The Christian faith, and their wise emperor.
Book I: Canto VII: 70-72: Gradasso’s armies depart
The king tried hard to keep him there, perforce,
Upon him Ireland seeking to bestow,
But he was set upon his chosen course,
Of finding brave Rinaldo, and Orlando.
To his wanderings I’ll later have recourse,
But shall say no more here, and let him go.
That same night, evading the light of morn,
Gradasso and his men left, ere the dawn,
For Spain, where they found King Marsilio
With his noblemen and knights at his feet.
Aboard his flagship, went King Gradasso,
And departed with his vast and mighty fleet.
I’ll say naught of the voyage they did go,
To those lands that bake in the sun’s fierce heat;
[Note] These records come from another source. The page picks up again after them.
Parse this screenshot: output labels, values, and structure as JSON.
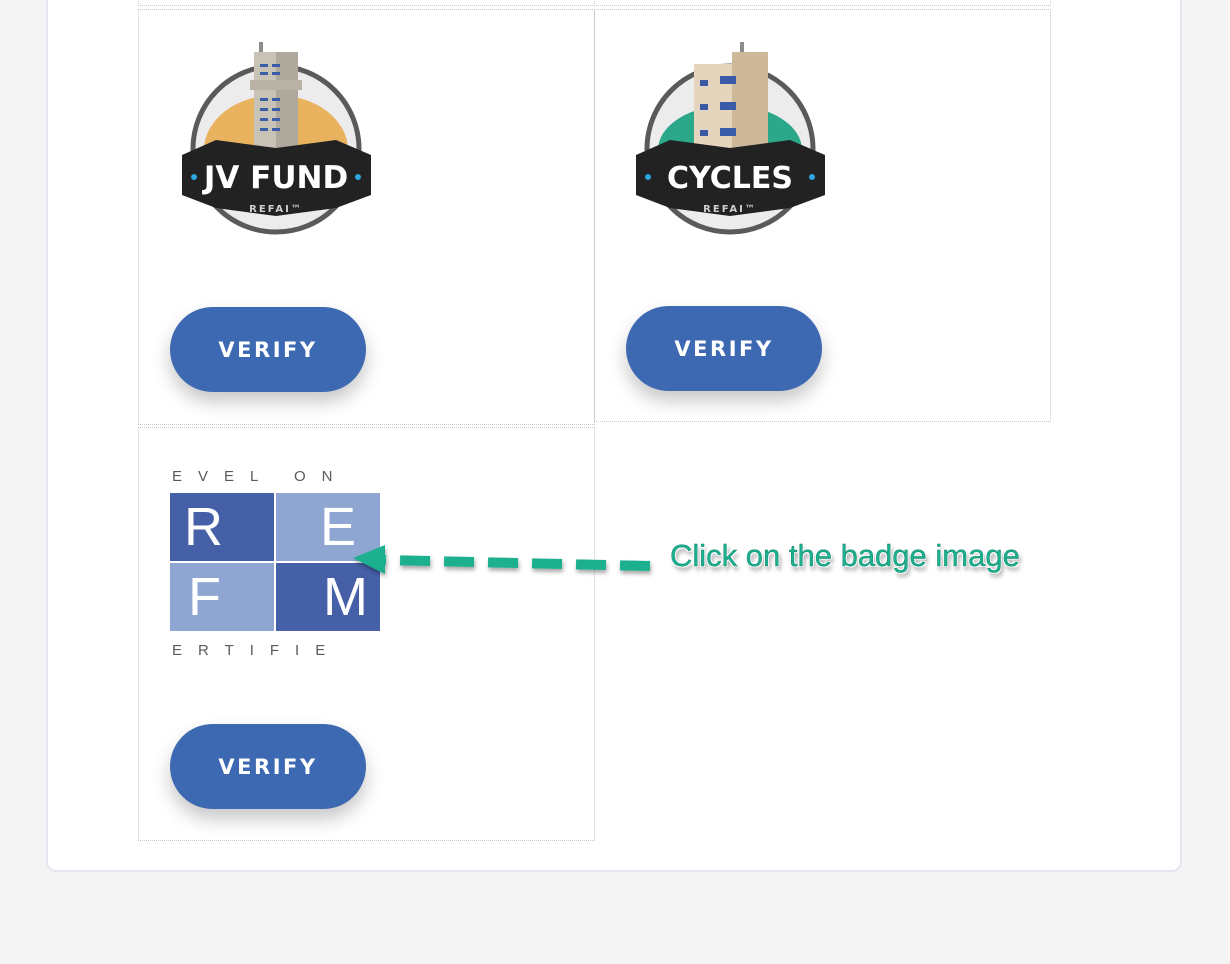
{
  "badges": [
    {
      "id": "jv-fund",
      "title": "JV FUND",
      "subtitle": "REFAI™",
      "accent_color": "#e9b25e",
      "verify_label": "VERIFY"
    },
    {
      "id": "cycles",
      "title": "CYCLES",
      "subtitle": "REFAI™",
      "accent_color": "#2aa889",
      "verify_label": "VERIFY"
    },
    {
      "id": "refm",
      "top_text": "EVEL ON",
      "letters": [
        "R",
        "E",
        "F",
        "M"
      ],
      "bottom_text": "ERTIFIE",
      "verify_label": "VERIFY"
    }
  ],
  "annotation": {
    "text": "Click on the badge image",
    "color": "#1db08e"
  },
  "colors": {
    "button": "#3d68b2",
    "refm_dark": "#4660a8",
    "refm_light": "#8fa6d3",
    "badge_band": "#222222"
  }
}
Lest you grow weary of my verse, I’ll seek
Rinaldo, rather, ere my strength grows weak,
And recount the tale of high adventure,
Of which he had the pleasure and the pain,
For the story’s marvellous in nature,
While Rinaldo the brave, I would maintain,
Had encountered the like of it, never,
So cruel and harsh it seemed; but now, again,
I must rest awhile, ere the next canto,
Tells its wondrous story, of joy and woe.
The End of Book I: Canto VII of ‘Orlando Innamorato’